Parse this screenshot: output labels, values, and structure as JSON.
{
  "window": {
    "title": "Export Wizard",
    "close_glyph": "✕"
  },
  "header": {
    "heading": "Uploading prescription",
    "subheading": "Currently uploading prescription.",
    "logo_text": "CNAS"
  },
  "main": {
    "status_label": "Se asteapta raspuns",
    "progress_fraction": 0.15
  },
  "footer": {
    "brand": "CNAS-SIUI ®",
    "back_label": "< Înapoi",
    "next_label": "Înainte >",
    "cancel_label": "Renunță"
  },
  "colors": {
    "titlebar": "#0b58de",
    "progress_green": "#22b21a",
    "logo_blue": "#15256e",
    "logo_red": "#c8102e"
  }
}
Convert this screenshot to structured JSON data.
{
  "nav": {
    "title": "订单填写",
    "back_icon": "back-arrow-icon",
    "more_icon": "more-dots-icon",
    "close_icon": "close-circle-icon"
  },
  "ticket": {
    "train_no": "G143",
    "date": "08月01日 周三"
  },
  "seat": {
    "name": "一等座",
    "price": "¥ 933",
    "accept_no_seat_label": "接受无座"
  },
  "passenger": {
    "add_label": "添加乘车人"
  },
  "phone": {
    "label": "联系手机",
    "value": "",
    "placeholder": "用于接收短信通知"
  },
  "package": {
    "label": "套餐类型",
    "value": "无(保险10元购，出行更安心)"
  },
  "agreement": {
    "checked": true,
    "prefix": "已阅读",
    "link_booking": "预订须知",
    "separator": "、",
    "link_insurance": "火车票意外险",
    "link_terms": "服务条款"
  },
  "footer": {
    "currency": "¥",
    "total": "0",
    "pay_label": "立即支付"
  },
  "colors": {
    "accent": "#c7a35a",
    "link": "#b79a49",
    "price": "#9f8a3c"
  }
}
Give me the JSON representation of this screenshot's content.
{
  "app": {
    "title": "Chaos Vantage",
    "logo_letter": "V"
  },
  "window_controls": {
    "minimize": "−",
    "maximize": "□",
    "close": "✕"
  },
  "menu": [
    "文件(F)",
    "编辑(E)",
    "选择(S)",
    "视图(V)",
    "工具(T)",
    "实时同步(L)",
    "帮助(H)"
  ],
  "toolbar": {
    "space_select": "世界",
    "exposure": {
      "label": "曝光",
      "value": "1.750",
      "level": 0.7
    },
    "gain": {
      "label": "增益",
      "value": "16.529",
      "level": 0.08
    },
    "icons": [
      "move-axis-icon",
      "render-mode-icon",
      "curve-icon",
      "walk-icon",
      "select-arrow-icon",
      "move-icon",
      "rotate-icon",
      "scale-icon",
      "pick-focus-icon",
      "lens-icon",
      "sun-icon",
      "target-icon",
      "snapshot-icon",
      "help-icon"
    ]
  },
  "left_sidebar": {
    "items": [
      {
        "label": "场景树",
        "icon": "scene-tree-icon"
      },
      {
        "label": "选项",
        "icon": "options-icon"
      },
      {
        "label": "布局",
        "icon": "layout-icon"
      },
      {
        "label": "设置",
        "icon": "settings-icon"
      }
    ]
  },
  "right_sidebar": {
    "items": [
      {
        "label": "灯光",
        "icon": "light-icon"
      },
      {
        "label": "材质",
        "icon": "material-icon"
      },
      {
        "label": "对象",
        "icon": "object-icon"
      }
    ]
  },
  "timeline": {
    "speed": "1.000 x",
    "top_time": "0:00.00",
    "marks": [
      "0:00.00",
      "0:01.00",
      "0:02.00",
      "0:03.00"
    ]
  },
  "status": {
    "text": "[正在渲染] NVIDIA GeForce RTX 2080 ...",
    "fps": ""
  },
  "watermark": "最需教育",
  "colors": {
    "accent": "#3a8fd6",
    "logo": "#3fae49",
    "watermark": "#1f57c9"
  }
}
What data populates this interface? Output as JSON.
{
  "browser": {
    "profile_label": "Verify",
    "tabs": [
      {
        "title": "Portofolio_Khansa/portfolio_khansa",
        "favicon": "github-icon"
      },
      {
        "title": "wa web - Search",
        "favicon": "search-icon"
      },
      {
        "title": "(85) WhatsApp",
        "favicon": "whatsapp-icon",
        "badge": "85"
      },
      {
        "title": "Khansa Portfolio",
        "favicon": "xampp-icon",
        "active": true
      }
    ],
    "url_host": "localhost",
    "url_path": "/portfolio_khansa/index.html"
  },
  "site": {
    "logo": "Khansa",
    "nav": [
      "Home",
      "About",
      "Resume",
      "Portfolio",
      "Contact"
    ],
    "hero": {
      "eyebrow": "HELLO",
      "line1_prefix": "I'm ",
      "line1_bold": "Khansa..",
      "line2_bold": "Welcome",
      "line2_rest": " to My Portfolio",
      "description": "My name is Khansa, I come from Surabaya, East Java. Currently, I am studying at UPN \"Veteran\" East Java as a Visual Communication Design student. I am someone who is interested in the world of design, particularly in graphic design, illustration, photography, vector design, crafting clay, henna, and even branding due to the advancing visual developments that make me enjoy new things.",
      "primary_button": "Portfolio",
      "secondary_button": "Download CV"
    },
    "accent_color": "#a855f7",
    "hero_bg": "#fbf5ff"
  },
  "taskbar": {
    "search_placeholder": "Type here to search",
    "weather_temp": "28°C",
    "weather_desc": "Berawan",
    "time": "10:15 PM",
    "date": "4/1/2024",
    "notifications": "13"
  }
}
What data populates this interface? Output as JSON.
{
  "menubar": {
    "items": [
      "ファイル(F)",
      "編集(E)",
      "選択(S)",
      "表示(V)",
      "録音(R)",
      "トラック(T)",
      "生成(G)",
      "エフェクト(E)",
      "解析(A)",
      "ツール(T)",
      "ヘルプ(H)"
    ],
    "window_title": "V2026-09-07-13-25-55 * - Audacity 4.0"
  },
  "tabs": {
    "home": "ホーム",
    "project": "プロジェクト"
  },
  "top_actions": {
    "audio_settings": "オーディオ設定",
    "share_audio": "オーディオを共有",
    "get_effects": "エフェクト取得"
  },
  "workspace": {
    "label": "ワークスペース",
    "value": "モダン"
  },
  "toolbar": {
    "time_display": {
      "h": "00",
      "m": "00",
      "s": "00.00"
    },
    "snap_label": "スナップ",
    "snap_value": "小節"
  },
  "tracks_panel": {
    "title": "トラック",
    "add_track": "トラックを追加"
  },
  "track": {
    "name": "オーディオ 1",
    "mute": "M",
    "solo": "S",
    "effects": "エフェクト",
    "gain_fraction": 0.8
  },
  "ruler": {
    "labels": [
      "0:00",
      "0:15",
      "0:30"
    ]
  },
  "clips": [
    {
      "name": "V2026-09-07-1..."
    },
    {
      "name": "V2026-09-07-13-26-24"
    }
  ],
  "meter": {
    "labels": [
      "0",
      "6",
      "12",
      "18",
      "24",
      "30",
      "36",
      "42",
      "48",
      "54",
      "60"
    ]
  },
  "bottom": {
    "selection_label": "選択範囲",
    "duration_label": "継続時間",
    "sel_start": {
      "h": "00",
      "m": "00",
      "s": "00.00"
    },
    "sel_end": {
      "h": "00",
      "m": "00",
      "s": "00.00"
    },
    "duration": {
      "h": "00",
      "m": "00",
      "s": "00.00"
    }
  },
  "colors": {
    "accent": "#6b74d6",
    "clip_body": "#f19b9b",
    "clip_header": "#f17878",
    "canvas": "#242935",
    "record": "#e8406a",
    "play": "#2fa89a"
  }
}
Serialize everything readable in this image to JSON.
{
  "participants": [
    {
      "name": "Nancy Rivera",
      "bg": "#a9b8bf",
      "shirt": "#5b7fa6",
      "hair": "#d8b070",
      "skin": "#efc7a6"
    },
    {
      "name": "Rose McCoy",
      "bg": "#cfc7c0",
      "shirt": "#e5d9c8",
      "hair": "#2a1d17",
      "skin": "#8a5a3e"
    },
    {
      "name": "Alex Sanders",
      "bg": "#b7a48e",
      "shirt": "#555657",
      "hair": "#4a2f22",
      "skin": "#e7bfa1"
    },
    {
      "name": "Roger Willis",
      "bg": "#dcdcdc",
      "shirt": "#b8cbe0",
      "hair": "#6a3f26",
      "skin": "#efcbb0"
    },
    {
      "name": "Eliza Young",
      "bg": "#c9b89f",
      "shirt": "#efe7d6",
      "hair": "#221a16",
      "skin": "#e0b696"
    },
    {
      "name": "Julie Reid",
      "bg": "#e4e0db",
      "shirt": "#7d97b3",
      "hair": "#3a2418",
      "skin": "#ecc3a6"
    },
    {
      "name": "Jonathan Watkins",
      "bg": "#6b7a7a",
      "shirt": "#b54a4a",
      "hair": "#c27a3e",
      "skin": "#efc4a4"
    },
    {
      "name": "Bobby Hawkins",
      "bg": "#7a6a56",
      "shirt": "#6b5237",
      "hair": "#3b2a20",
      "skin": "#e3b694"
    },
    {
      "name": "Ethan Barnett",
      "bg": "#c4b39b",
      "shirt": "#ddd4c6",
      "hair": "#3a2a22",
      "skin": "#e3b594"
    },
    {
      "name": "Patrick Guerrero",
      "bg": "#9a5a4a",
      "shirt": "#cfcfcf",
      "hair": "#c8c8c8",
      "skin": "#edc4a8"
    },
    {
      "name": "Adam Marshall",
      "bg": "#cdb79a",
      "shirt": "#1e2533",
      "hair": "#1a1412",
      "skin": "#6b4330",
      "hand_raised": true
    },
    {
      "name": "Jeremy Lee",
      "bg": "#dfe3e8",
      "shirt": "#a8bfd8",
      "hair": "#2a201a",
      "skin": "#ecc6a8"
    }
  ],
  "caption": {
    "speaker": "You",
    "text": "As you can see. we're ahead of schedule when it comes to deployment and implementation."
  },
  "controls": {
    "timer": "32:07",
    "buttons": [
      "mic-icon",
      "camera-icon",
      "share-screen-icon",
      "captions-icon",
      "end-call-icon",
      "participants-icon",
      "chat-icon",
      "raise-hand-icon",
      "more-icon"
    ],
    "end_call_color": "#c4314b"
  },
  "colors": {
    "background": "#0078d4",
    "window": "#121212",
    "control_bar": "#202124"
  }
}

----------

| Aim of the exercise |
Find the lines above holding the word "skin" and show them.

| Task output |
      "skin": "#efc7a6"
      "skin": "#8a5a3e"
      "skin": "#e7bfa1"
      "skin": "#efcbb0"
      "skin": "#e0b696"
      "skin": "#ecc3a6"
      "skin": "#efc4a4"
      "skin": "#e3b694"
      "skin": "#e3b594"
      "skin": "#edc4a8"
      "skin": "#6b4330",
      "skin": "#ecc6a8"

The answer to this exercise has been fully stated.